▶ [EXERCISE] Each entry below is to be printed verbatim.

Segment Start: INPUT DATA

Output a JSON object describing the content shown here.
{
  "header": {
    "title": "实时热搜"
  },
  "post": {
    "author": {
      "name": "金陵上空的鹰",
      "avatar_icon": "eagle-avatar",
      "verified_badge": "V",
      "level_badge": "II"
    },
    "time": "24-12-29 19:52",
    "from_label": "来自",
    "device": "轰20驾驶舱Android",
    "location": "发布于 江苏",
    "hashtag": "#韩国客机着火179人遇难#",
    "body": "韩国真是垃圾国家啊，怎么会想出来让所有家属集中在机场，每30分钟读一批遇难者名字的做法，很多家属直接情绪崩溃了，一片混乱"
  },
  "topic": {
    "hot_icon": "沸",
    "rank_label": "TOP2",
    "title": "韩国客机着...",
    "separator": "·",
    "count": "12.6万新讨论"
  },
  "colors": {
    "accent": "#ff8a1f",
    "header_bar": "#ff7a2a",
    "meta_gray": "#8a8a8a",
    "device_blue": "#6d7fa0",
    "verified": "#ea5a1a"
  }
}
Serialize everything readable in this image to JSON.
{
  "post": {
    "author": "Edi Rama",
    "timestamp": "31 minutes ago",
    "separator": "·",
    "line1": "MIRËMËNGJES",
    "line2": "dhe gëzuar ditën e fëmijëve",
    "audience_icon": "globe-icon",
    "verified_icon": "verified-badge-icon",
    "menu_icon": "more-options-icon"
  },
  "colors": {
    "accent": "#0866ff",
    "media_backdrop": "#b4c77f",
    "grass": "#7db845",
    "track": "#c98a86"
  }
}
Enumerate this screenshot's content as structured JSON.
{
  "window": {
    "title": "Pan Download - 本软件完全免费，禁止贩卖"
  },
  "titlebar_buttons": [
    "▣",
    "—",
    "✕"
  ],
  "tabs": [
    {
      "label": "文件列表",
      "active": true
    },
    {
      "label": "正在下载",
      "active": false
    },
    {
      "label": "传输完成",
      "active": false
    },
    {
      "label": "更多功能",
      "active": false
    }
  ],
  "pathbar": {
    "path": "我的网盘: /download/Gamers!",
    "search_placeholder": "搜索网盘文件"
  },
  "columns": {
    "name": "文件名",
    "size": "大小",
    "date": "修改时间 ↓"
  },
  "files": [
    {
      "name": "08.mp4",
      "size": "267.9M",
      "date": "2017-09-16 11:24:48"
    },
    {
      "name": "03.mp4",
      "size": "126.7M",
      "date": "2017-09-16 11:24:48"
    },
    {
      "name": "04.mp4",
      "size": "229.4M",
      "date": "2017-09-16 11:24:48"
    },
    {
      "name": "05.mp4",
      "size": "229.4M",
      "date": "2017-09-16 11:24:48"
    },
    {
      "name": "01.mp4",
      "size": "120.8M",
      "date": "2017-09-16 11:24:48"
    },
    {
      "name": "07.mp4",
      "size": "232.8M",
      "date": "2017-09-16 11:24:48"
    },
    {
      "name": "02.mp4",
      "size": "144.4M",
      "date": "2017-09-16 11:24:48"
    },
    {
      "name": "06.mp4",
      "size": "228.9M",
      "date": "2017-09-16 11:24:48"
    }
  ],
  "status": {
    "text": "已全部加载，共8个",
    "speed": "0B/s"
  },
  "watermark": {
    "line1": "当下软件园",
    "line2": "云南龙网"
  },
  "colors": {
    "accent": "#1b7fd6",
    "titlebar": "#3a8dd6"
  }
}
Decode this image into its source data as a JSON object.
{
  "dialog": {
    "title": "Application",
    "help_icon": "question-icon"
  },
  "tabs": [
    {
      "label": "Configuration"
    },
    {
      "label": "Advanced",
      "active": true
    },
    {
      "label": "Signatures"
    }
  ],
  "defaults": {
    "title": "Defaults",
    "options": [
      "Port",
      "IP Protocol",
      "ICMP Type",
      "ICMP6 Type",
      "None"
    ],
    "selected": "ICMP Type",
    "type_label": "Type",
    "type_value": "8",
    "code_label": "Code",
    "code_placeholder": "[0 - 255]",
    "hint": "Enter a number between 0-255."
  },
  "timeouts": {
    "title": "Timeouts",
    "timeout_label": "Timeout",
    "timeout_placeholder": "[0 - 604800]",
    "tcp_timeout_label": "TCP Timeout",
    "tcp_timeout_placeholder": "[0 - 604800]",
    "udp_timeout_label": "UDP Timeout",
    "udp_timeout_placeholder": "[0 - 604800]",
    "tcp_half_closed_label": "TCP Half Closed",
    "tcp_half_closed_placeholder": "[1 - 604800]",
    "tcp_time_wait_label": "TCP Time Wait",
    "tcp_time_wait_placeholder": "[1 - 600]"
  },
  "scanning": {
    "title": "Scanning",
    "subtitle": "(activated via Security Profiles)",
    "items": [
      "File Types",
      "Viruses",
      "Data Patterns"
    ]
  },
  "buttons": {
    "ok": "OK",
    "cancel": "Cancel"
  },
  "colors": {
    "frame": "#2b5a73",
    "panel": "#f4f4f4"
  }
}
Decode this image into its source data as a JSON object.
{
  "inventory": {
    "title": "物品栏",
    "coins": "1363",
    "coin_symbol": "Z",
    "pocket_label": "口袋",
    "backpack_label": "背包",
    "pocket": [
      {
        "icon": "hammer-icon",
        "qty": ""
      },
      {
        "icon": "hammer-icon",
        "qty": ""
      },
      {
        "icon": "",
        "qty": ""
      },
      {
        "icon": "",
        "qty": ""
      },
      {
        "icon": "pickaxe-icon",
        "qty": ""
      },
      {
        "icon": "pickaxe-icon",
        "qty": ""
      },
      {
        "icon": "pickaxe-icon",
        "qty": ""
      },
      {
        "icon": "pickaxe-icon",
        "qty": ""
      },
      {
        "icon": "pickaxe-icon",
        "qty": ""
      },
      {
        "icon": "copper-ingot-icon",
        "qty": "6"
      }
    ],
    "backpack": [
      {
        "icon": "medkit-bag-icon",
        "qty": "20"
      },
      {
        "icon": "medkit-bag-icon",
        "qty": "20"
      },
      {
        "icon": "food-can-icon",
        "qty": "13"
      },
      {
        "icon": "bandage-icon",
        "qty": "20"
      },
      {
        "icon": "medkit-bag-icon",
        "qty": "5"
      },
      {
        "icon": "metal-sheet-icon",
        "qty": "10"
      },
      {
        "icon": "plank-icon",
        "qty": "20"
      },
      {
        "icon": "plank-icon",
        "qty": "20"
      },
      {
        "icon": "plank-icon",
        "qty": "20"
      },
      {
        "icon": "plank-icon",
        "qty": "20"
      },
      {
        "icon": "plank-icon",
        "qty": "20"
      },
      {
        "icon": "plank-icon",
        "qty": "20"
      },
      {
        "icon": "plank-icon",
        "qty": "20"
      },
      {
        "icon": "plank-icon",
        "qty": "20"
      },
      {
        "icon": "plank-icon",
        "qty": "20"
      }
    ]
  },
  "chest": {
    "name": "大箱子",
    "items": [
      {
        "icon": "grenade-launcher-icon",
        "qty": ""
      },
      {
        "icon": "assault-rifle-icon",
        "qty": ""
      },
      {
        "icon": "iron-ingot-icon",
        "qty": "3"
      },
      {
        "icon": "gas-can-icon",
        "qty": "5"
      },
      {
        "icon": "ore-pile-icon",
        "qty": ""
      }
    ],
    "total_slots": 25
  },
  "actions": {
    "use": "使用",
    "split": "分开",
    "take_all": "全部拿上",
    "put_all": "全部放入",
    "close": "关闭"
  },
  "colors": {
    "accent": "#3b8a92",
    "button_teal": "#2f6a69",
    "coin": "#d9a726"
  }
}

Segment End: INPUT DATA

▶ [EXERCISE RESULT]
Output a JSON object describing the content shown here.
{
  "header": {
    "title": "实时热搜"
  },
  "post": {
    "author": {
      "name": "金陵上空的鹰",
      "avatar_icon": "eagle-avatar",
      "verified_badge": "V",
      "level_badge": "II"
    },
    "time": "24-12-29 19:52",
    "from_label": "来自",
    "device": "轰20驾驶舱Android",
    "location": "发布于 江苏",
    "hashtag": "#韩国客机着火179人遇难#",
    "body": "韩国真是垃圾国家啊，怎么会想出来让所有家属集中在机场，每30分钟读一批遇难者名字的做法，很多家属直接情绪崩溃了，一片混乱"
  },
  "topic": {
    "hot_icon": "沸",
    "rank_label": "TOP2",
    "title": "韩国客机着...",
    "separator": "·",
    "count": "12.6万新讨论"
  },
  "colors": {
    "accent": "#ff8a1f",
    "header_bar": "#ff7a2a",
    "meta_gray": "#8a8a8a",
    "device_blue": "#6d7fa0",
    "verified": "#ea5a1a"
  }
}
Serialize everything readable in this image to JSON.
{
  "post": {
    "author": "Edi Rama",
    "timestamp": "31 minutes ago",
    "separator": "·",
    "line1": "MIRËMËNGJES",
    "line2": "dhe gëzuar ditën e fëmijëve",
    "audience_icon": "globe-icon",
    "verified_icon": "verified-badge-icon",
    "menu_icon": "more-options-icon"
  },
  "colors": {
    "accent": "#0866ff",
    "media_backdrop": "#b4c77f",
    "grass": "#7db845",
    "track": "#c98a86"
  }
}
Enumerate this screenshot's content as structured JSON.
{
  "window": {
    "title": "Pan Download - 本软件完全免费，禁止贩卖"
  },
  "titlebar_buttons": [
    "▣",
    "—",
    "✕"
  ],
  "tabs": [
    {
      "label": "文件列表",
      "active": true
    },
    {
      "label": "正在下载",
      "active": false
    },
    {
      "label": "传输完成",
      "active": false
    },
    {
      "label": "更多功能",
      "active": false
    }
  ],
  "pathbar": {
    "path": "我的网盘: /download/Gamers!",
    "search_placeholder": "搜索网盘文件"
  },
  "columns": {
    "name": "文件名",
    "size": "大小",
    "date": "修改时间 ↓"
  },
  "files": [
    {
      "name": "08.mp4",
      "size": "267.9M",
      "date": "2017-09-16 11:24:48"
    },
    {
      "name": "03.mp4",
      "size": "126.7M",
      "date": "2017-09-16 11:24:48"
    },
    {
      "name": "04.mp4",
      "size": "229.4M",
      "date": "2017-09-16 11:24:48"
    },
    {
      "name": "05.mp4",
      "size": "229.4M",
      "date": "2017-09-16 11:24:48"
    },
    {
      "name": "01.mp4",
      "size": "120.8M",
      "date": "2017-09-16 11:24:48"
    },
    {
      "name": "07.mp4",
      "size": "232.8M",
      "date": "2017-09-16 11:24:48"
    },
    {
      "name": "02.mp4",
      "size": "144.4M",
      "date": "2017-09-16 11:24:48"
    },
    {
      "name": "06.mp4",
      "size": "228.9M",
      "date": "2017-09-16 11:24:48"
    }
  ],
  "status": {
    "text": "已全部加载，共8个",
    "speed": "0B/s"
  },
  "watermark": {
    "line1": "当下软件园",
    "line2": "云南龙网"
  },
  "colors": {
    "accent": "#1b7fd6",
    "titlebar": "#3a8dd6"
  }
}
Decode this image into its source data as a JSON object.
{
  "dialog": {
    "title": "Application",
    "help_icon": "question-icon"
  },
  "tabs": [
    {
      "label": "Configuration"
    },
    {
      "label": "Advanced",
      "active": true
    },
    {
      "label": "Signatures"
    }
  ],
  "defaults": {
    "title": "Defaults",
    "options": [
      "Port",
      "IP Protocol",
      "ICMP Type",
      "ICMP6 Type",
      "None"
    ],
    "selected": "ICMP Type",
    "type_label": "Type",
    "type_value": "8",
    "code_label": "Code",
    "code_placeholder": "[0 - 255]",
    "hint": "Enter a number between 0-255."
  },
  "timeouts": {
    "title": "Timeouts",
    "timeout_label": "Timeout",
    "timeout_placeholder": "[0 - 604800]",
    "tcp_timeout_label": "TCP Timeout",
    "tcp_timeout_placeholder": "[0 - 604800]",
    "udp_timeout_label": "UDP Timeout",
    "udp_timeout_placeholder": "[0 - 604800]",
    "tcp_half_closed_label": "TCP Half Closed",
    "tcp_half_closed_placeholder": "[1 - 604800]",
    "tcp_time_wait_label": "TCP Time Wait",
    "tcp_time_wait_placeholder": "[1 - 600]"
  },
  "scanning": {
    "title": "Scanning",
    "subtitle": "(activated via Security Profiles)",
    "items": [
      "File Types",
      "Viruses",
      "Data Patterns"
    ]
  },
  "buttons": {
    "ok": "OK",
    "cancel": "Cancel"
  },
  "colors": {
    "frame": "#2b5a73",
    "panel": "#f4f4f4"
  }
}
Decode this image into its source data as a JSON object.
{
  "inventory": {
    "title": "物品栏",
    "coins": "1363",
    "coin_symbol": "Z",
    "pocket_label": "口袋",
    "backpack_label": "背包",
    "pocket": [
      {
        "icon": "hammer-icon",
        "qty": ""
      },
      {
        "icon": "hammer-icon",
        "qty": ""
      },
      {
        "icon": "",
        "qty": ""
      },
      {
        "icon": "",
        "qty": ""
      },
      {
        "icon": "pickaxe-icon",
        "qty": ""
      },
      {
        "icon": "pickaxe-icon",
        "qty": ""
      },
      {
        "icon": "pickaxe-icon",
        "qty": ""
      },
      {
        "icon": "pickaxe-icon",
        "qty": ""
      },
      {
        "icon": "pickaxe-icon",
        "qty": ""
      },
      {
        "icon": "copper-ingot-icon",
        "qty": "6"
      }
    ],
    "backpack": [
      {
        "icon": "medkit-bag-icon",
        "qty": "20"
      },
      {
        "icon": "medkit-bag-icon",
        "qty": "20"
      },
      {
        "icon": "food-can-icon",
        "qty": "13"
      },
      {
        "icon": "bandage-icon",
        "qty": "20"
      },
      {
        "icon": "medkit-bag-icon",
        "qty": "5"
      },
      {
        "icon": "metal-sheet-icon",
        "qty": "10"
      },
      {
        "icon": "plank-icon",
        "qty": "20"
      },
      {
        "icon": "plank-icon",
        "qty": "20"
      },
      {
        "icon": "plank-icon",
        "qty": "20"
      },
      {
        "icon": "plank-icon",
        "qty": "20"
      },
      {
        "icon": "plank-icon",
        "qty": "20"
      },
      {
        "icon": "plank-icon",
        "qty": "20"
      },
      {
        "icon": "plank-icon",
        "qty": "20"
      },
      {
        "icon": "plank-icon",
        "qty": "20"
      },
      {
        "icon": "plank-icon",
        "qty": "20"
      }
    ]
  },
  "chest": {
    "name": "大箱子",
    "items": [
      {
        "icon": "grenade-launcher-icon",
        "qty": ""
      },
      {
        "icon": "assault-rifle-icon",
        "qty": ""
      },
      {
        "icon": "iron-ingot-icon",
        "qty": "3"
      },
      {
        "icon": "gas-can-icon",
        "qty": "5"
      },
      {
        "icon": "ore-pile-icon",
        "qty": ""
      }
    ],
    "total_slots": 25
  },
  "actions": {
    "use": "使用",
    "split": "分开",
    "take_all": "全部拿上",
    "put_all": "全部放入",
    "close": "关闭"
  },
  "colors": {
    "accent": "#3b8a92",
    "button_teal": "#2f6a69",
    "coin": "#d9a726"
  }
}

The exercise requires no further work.